BEGIN INPUT DATA

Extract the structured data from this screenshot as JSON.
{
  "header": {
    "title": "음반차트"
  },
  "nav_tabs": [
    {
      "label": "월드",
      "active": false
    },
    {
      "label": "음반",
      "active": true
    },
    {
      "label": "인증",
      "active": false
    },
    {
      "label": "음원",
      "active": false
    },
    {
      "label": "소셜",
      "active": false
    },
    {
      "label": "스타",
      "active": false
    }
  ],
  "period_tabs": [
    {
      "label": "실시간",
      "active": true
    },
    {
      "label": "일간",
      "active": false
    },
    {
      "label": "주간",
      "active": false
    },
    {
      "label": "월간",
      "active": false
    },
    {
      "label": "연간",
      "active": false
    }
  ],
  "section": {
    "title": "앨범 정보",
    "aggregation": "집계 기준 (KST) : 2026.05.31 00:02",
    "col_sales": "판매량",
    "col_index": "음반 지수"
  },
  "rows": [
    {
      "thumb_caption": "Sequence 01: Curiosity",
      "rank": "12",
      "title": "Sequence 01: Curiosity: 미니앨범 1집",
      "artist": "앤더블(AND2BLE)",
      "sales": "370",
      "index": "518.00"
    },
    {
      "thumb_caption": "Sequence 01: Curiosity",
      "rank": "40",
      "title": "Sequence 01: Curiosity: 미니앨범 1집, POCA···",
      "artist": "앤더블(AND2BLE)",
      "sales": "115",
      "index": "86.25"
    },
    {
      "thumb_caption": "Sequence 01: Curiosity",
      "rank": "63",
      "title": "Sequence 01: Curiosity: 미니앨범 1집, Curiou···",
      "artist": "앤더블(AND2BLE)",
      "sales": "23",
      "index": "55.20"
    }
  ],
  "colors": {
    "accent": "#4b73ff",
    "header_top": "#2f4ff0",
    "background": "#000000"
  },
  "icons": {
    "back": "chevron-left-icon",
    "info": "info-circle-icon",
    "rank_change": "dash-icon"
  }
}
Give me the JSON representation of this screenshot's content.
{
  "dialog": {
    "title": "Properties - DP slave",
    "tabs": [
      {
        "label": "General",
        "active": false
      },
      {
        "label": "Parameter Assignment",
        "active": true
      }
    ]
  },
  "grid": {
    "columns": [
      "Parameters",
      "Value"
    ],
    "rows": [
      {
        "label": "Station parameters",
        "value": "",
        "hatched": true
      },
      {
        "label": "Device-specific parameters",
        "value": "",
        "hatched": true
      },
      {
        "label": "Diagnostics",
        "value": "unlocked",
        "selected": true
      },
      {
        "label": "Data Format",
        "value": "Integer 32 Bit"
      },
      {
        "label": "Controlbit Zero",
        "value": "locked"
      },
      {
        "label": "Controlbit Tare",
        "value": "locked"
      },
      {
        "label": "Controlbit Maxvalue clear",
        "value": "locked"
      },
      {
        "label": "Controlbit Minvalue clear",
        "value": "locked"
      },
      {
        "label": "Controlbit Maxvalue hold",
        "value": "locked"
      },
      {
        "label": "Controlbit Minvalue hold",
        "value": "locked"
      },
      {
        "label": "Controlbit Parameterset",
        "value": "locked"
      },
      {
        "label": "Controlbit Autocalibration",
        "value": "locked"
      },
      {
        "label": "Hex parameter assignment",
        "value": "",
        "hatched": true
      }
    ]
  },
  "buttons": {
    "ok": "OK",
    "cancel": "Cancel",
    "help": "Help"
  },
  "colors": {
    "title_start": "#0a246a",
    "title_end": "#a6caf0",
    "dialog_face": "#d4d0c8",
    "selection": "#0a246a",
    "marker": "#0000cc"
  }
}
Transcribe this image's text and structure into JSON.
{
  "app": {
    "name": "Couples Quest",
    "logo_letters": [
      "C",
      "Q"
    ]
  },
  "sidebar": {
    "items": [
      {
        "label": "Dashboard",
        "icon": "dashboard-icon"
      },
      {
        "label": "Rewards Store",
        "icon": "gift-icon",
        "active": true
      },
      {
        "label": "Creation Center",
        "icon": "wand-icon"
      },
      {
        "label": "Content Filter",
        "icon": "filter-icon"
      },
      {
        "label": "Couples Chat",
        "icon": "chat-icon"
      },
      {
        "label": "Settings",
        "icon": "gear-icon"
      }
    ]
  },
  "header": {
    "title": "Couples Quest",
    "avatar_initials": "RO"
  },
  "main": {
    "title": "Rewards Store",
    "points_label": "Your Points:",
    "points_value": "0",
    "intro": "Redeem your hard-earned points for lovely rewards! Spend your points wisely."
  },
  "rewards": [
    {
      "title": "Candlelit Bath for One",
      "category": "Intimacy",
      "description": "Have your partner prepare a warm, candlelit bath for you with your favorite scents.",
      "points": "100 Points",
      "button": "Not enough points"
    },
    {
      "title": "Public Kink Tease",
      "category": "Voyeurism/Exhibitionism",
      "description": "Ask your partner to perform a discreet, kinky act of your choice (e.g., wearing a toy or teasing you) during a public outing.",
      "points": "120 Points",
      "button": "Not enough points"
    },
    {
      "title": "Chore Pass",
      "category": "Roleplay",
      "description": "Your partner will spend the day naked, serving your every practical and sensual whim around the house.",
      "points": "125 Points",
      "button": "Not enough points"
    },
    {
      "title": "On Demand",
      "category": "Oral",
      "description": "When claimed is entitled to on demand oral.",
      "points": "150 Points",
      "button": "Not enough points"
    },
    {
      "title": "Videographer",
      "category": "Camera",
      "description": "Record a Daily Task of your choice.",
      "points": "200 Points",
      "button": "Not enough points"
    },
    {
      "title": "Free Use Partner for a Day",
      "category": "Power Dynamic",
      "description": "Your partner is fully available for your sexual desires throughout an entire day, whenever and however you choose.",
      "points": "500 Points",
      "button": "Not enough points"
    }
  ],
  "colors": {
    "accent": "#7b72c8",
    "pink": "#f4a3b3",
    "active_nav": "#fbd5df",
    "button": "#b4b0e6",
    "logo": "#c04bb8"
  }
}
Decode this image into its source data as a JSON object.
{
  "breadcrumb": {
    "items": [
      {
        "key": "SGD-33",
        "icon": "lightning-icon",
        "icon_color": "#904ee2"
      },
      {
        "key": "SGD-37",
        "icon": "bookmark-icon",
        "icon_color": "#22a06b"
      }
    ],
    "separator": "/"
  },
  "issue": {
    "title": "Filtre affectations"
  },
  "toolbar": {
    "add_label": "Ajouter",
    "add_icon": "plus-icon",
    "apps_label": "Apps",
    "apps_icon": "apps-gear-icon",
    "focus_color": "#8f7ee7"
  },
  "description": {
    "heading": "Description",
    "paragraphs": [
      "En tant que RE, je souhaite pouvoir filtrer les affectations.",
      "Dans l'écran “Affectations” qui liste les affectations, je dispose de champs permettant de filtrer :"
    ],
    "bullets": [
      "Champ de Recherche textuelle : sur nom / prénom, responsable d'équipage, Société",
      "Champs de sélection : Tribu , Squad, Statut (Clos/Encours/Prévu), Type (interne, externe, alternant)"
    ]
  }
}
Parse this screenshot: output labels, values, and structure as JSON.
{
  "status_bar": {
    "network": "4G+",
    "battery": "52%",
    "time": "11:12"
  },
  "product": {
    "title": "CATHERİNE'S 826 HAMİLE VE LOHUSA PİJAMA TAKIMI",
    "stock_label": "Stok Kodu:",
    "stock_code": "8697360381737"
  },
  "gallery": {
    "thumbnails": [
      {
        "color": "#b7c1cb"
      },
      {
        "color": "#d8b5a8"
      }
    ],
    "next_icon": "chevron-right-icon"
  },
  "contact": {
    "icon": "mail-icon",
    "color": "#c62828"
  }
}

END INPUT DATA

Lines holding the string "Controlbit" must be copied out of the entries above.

(ANSWER AREA)
        "label": "Controlbit Zero",
        "label": "Controlbit Tare",
        "label": "Controlbit Maxvalue clear",
        "label": "Controlbit Minvalue clear",
        "label": "Controlbit Maxvalue hold",
        "label": "Controlbit Minvalue hold",
        "label": "Controlbit Parameterset",
        "label": "Controlbit Autocalibration",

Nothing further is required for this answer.